===== Source data

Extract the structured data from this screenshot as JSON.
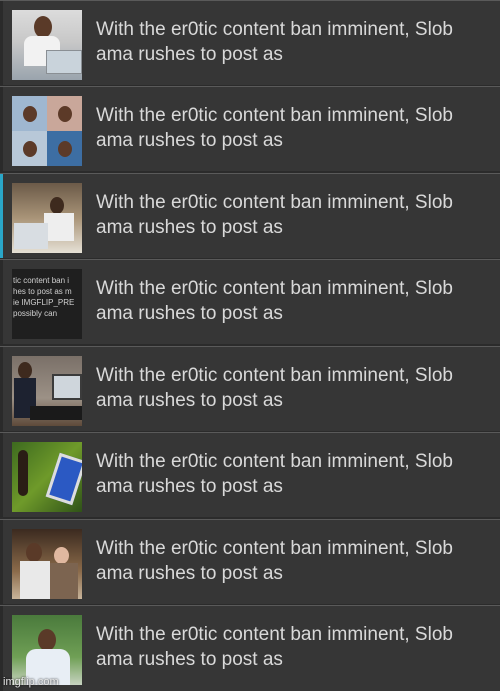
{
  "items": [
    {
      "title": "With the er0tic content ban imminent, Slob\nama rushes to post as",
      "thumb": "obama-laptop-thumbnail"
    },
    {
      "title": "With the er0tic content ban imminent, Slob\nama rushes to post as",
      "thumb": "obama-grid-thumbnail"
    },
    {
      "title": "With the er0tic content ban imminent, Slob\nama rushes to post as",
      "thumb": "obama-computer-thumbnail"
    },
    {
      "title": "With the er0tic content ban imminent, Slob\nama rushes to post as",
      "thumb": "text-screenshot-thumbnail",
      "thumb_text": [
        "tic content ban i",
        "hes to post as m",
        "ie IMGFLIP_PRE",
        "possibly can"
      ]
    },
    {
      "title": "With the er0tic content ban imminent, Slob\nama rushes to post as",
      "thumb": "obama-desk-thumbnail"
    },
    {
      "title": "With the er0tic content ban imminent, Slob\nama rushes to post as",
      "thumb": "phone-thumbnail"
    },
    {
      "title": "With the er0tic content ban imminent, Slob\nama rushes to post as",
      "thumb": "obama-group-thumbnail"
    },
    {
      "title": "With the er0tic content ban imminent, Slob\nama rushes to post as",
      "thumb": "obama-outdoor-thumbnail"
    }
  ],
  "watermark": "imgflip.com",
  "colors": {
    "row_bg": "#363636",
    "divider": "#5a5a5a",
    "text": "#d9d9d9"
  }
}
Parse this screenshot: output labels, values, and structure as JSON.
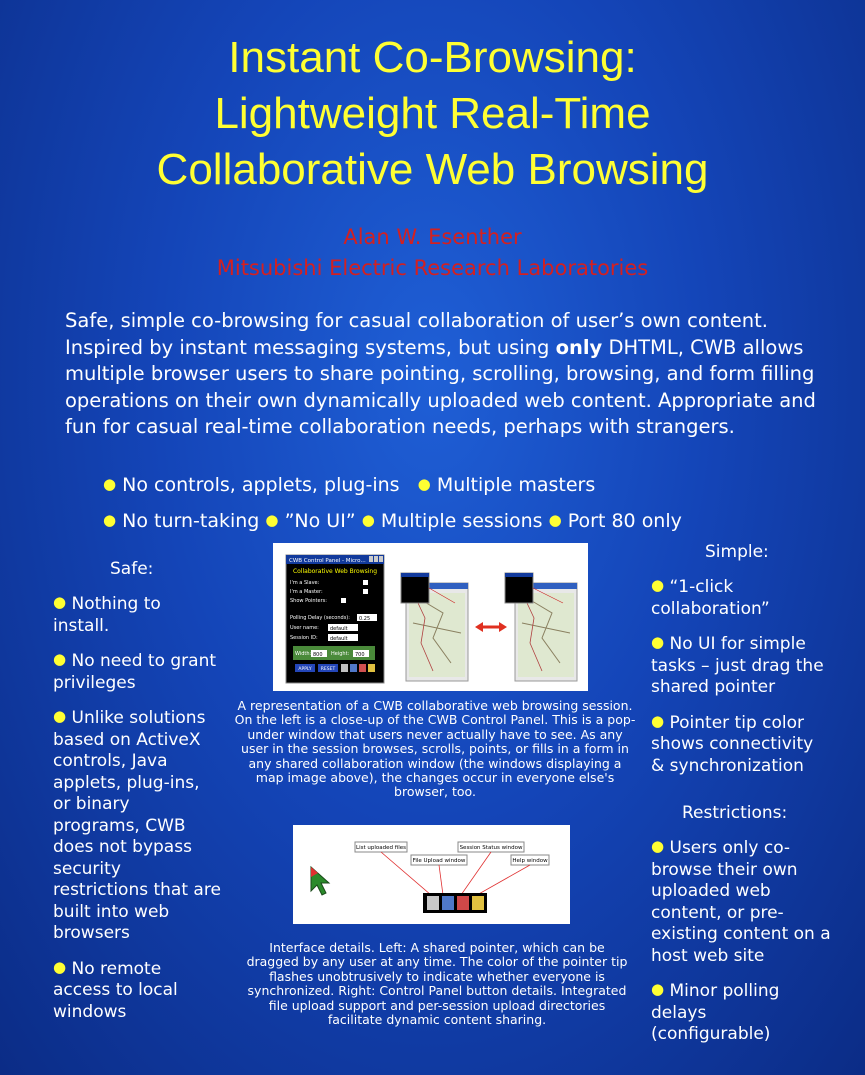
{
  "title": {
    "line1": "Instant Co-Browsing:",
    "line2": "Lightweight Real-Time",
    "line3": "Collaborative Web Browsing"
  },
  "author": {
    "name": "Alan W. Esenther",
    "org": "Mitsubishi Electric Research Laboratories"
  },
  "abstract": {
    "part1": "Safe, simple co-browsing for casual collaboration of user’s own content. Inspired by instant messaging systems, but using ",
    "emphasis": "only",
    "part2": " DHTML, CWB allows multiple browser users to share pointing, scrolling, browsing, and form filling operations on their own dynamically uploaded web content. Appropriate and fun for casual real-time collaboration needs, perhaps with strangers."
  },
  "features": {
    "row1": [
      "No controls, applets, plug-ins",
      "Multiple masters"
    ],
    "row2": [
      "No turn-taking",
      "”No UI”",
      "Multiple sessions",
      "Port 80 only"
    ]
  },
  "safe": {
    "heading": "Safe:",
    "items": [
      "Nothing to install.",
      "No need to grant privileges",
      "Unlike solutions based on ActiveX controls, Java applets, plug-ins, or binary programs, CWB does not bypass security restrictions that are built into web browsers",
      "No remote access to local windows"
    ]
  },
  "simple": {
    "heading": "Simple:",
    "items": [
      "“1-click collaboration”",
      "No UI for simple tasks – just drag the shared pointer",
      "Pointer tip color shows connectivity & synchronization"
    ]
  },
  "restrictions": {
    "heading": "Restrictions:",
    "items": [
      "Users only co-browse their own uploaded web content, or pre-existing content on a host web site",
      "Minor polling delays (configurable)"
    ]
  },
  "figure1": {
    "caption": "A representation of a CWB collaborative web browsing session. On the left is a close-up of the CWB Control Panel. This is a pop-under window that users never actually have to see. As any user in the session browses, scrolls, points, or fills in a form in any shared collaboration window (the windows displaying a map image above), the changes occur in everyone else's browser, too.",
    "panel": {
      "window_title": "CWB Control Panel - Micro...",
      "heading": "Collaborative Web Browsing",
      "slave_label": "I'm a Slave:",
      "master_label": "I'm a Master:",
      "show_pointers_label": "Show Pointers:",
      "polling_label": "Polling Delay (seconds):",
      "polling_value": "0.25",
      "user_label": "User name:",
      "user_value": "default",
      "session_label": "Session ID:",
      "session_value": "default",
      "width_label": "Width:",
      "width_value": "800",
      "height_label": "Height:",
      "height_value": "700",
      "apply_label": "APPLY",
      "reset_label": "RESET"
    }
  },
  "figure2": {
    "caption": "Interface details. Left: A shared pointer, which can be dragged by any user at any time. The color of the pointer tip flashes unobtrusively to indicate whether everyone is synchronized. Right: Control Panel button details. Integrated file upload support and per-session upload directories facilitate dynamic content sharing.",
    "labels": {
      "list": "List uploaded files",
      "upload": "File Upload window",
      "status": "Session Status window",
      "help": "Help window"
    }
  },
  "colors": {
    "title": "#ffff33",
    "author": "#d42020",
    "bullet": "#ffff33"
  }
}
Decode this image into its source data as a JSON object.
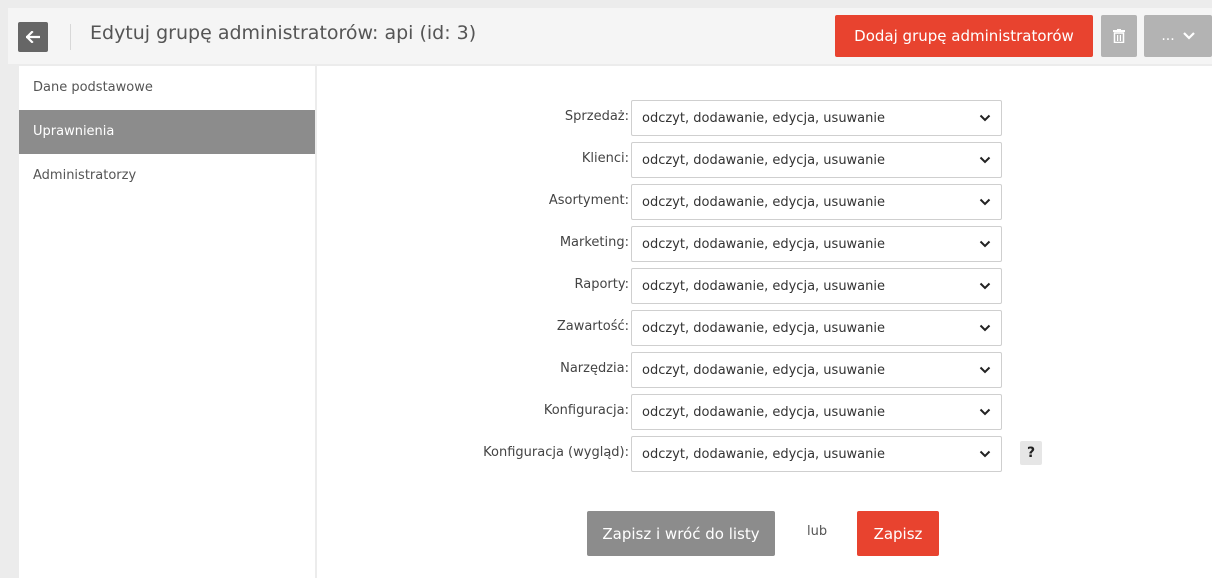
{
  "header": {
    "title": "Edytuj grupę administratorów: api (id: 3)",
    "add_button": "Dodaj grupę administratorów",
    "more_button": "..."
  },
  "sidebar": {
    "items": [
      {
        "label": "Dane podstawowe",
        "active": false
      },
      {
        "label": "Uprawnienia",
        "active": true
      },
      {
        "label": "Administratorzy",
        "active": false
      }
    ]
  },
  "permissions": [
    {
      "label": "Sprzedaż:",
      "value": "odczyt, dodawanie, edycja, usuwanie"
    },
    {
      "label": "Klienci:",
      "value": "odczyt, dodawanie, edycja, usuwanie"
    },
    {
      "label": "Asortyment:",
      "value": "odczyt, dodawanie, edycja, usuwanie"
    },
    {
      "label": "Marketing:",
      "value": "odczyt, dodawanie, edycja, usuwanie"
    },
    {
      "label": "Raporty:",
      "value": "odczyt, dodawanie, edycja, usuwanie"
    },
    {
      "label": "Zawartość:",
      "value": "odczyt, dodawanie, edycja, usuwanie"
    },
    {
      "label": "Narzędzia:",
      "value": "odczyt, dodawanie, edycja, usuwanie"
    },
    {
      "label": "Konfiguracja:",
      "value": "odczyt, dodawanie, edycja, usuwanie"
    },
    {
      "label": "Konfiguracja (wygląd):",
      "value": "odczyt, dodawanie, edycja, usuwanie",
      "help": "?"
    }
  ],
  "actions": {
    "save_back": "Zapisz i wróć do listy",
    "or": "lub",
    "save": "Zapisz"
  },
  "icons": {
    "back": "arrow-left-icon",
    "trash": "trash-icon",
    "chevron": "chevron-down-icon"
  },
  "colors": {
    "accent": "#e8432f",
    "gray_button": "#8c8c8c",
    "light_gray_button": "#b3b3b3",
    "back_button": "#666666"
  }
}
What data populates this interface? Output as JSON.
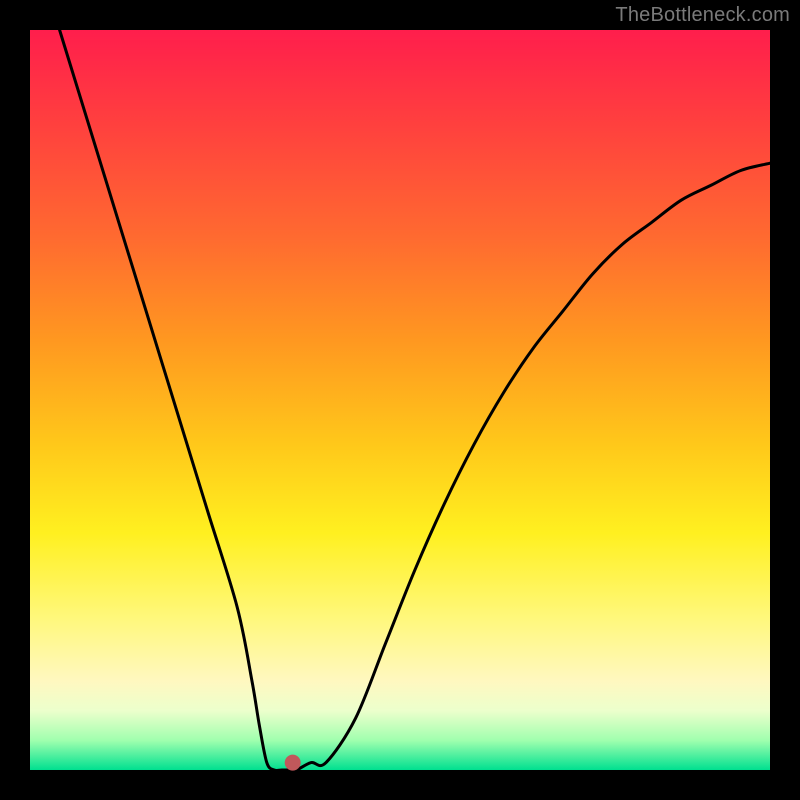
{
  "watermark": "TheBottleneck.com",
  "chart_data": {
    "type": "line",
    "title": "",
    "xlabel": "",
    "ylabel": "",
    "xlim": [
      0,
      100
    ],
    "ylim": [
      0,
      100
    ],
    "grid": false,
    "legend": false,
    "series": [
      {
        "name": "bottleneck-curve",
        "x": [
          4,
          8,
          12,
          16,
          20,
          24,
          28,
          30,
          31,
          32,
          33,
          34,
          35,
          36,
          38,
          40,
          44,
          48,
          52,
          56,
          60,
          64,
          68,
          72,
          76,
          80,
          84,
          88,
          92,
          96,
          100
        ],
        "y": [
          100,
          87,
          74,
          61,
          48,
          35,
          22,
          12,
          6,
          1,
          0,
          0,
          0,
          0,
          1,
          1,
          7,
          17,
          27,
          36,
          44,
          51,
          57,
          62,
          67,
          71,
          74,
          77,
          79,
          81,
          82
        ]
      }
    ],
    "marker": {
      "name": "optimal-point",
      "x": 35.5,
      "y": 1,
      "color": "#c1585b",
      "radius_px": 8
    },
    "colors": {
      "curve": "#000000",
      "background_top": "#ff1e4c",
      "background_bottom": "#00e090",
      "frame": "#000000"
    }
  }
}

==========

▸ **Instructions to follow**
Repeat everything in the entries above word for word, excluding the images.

▸ **Answer to this exercise**
Extract the structured data from this screenshot as JSON.
{
  "items": [
    {
      "title": "With the er0tic content ban imminent, Slob\nama rushes to post as",
      "thumb": "obama-laptop-thumbnail"
    },
    {
      "title": "With the er0tic content ban imminent, Slob\nama rushes to post as",
      "thumb": "obama-grid-thumbnail"
    },
    {
      "title": "With the er0tic content ban imminent, Slob\nama rushes to post as",
      "thumb": "obama-computer-thumbnail"
    },
    {
      "title": "With the er0tic content ban imminent, Slob\nama rushes to post as",
      "thumb": "text-screenshot-thumbnail",
      "thumb_text": [
        "tic content ban i",
        "hes to post as m",
        "ie IMGFLIP_PRE",
        "possibly can"
      ]
    },
    {
      "title": "With the er0tic content ban imminent, Slob\nama rushes to post as",
      "thumb": "obama-desk-thumbnail"
    },
    {
      "title": "With the er0tic content ban imminent, Slob\nama rushes to post as",
      "thumb": "phone-thumbnail"
    },
    {
      "title": "With the er0tic content ban imminent, Slob\nama rushes to post as",
      "thumb": "obama-group-thumbnail"
    },
    {
      "title": "With the er0tic content ban imminent, Slob\nama rushes to post as",
      "thumb": "obama-outdoor-thumbnail"
    }
  ],
  "watermark": "imgflip.com",
  "colors": {
    "row_bg": "#363636",
    "divider": "#5a5a5a",
    "text": "#d9d9d9"
  }
}
Parse this screenshot: output labels, values, and structure as JSON.
{
  "title": {
    "line1": "Instant Co-Browsing:",
    "line2": "Lightweight Real-Time",
    "line3": "Collaborative Web Browsing"
  },
  "author": {
    "name": "Alan W. Esenther",
    "org": "Mitsubishi Electric Research Laboratories"
  },
  "abstract": {
    "part1": "Safe, simple co-browsing for casual collaboration of user’s own content. Inspired by instant messaging systems, but using ",
    "emphasis": "only",
    "part2": " DHTML, CWB allows multiple browser users to share pointing, scrolling, browsing, and form filling operations on their own dynamically uploaded web content. Appropriate and fun for casual real-time collaboration needs, perhaps with strangers."
  },
  "features": {
    "row1": [
      "No controls, applets, plug-ins",
      "Multiple masters"
    ],
    "row2": [
      "No turn-taking",
      "”No UI”",
      "Multiple sessions",
      "Port 80 only"
    ]
  },
  "safe": {
    "heading": "Safe:",
    "items": [
      "Nothing to install.",
      "No need to grant privileges",
      "Unlike solutions based on ActiveX controls, Java applets, plug-ins, or binary programs, CWB does not bypass security restrictions that are built into web browsers",
      "No remote access to local windows"
    ]
  },
  "simple": {
    "heading": "Simple:",
    "items": [
      "“1-click collaboration”",
      "No UI for simple tasks – just drag the shared pointer",
      "Pointer tip color shows connectivity & synchronization"
    ]
  },
  "restrictions": {
    "heading": "Restrictions:",
    "items": [
      "Users only co-browse their own uploaded web content, or pre-existing content on a host web site",
      "Minor polling delays (configurable)"
    ]
  },
  "figure1": {
    "caption": "A representation of a CWB collaborative web browsing session. On the left is a close-up of the CWB Control Panel. This is a pop-under window that users never actually have to see. As any user in the session browses, scrolls, points, or fills in a form in any shared collaboration window (the windows displaying a map image above), the changes occur in everyone else's browser, too.",
    "panel": {
      "window_title": "CWB Control Panel - Micro...",
      "heading": "Collaborative Web Browsing",
      "slave_label": "I'm a Slave:",
      "master_label": "I'm a Master:",
      "show_pointers_label": "Show Pointers:",
      "polling_label": "Polling Delay (seconds):",
      "polling_value": "0.25",
      "user_label": "User name:",
      "user_value": "default",
      "session_label": "Session ID:",
      "session_value": "default",
      "width_label": "Width:",
      "width_value": "800",
      "height_label": "Height:",
      "height_value": "700",
      "apply_label": "APPLY",
      "reset_label": "RESET"
    }
  },
  "figure2": {
    "caption": "Interface details. Left: A shared pointer, which can be dragged by any user at any time. The color of the pointer tip flashes unobtrusively to indicate whether everyone is synchronized. Right: Control Panel button details. Integrated file upload support and per-session upload directories facilitate dynamic content sharing.",
    "labels": {
      "list": "List uploaded files",
      "upload": "File Upload window",
      "status": "Session Status window",
      "help": "Help window"
    }
  },
  "colors": {
    "title": "#ffff33",
    "author": "#d42020",
    "bullet": "#ffff33"
  }
}
Decode this image into its source data as a JSON object.
{
  "header": {
    "title": "Edytuj grupę administratorów: api (id: 3)",
    "add_button": "Dodaj grupę administratorów",
    "more_button": "..."
  },
  "sidebar": {
    "items": [
      {
        "label": "Dane podstawowe",
        "active": false
      },
      {
        "label": "Uprawnienia",
        "active": true
      },
      {
        "label": "Administratorzy",
        "active": false
      }
    ]
  },
  "permissions": [
    {
      "label": "Sprzedaż:",
      "value": "odczyt, dodawanie, edycja, usuwanie"
    },
    {
      "label": "Klienci:",
      "value": "odczyt, dodawanie, edycja, usuwanie"
    },
    {
      "label": "Asortyment:",
      "value": "odczyt, dodawanie, edycja, usuwanie"
    },
    {
      "label": "Marketing:",
      "value": "odczyt, dodawanie, edycja, usuwanie"
    },
    {
      "label": "Raporty:",
      "value": "odczyt, dodawanie, edycja, usuwanie"
    },
    {
      "label": "Zawartość:",
      "value": "odczyt, dodawanie, edycja, usuwanie"
    },
    {
      "label": "Narzędzia:",
      "value": "odczyt, dodawanie, edycja, usuwanie"
    },
    {
      "label": "Konfiguracja:",
      "value": "odczyt, dodawanie, edycja, usuwanie"
    },
    {
      "label": "Konfiguracja (wygląd):",
      "value": "odczyt, dodawanie, edycja, usuwanie",
      "help": "?"
    }
  ],
  "actions": {
    "save_back": "Zapisz i wróć do listy",
    "or": "lub",
    "save": "Zapisz"
  },
  "icons": {
    "back": "arrow-left-icon",
    "trash": "trash-icon",
    "chevron": "chevron-down-icon"
  },
  "colors": {
    "accent": "#e8432f",
    "gray_button": "#8c8c8c",
    "light_gray_button": "#b3b3b3",
    "back_button": "#666666"
  }
}
What data populates this interface? Output as JSON.
{
  "watermark": "TheBottleneck.com",
  "chart_data": {
    "type": "line",
    "title": "",
    "xlabel": "",
    "ylabel": "",
    "xlim": [
      0,
      100
    ],
    "ylim": [
      0,
      100
    ],
    "grid": false,
    "legend": false,
    "series": [
      {
        "name": "bottleneck-curve",
        "x": [
          4,
          8,
          12,
          16,
          20,
          24,
          28,
          30,
          31,
          32,
          33,
          34,
          35,
          36,
          38,
          40,
          44,
          48,
          52,
          56,
          60,
          64,
          68,
          72,
          76,
          80,
          84,
          88,
          92,
          96,
          100
        ],
        "y": [
          100,
          87,
          74,
          61,
          48,
          35,
          22,
          12,
          6,
          1,
          0,
          0,
          0,
          0,
          1,
          1,
          7,
          17,
          27,
          36,
          44,
          51,
          57,
          62,
          67,
          71,
          74,
          77,
          79,
          81,
          82
        ]
      }
    ],
    "marker": {
      "name": "optimal-point",
      "x": 35.5,
      "y": 1,
      "color": "#c1585b",
      "radius_px": 8
    },
    "colors": {
      "curve": "#000000",
      "background_top": "#ff1e4c",
      "background_bottom": "#00e090",
      "frame": "#000000"
    }
  }
}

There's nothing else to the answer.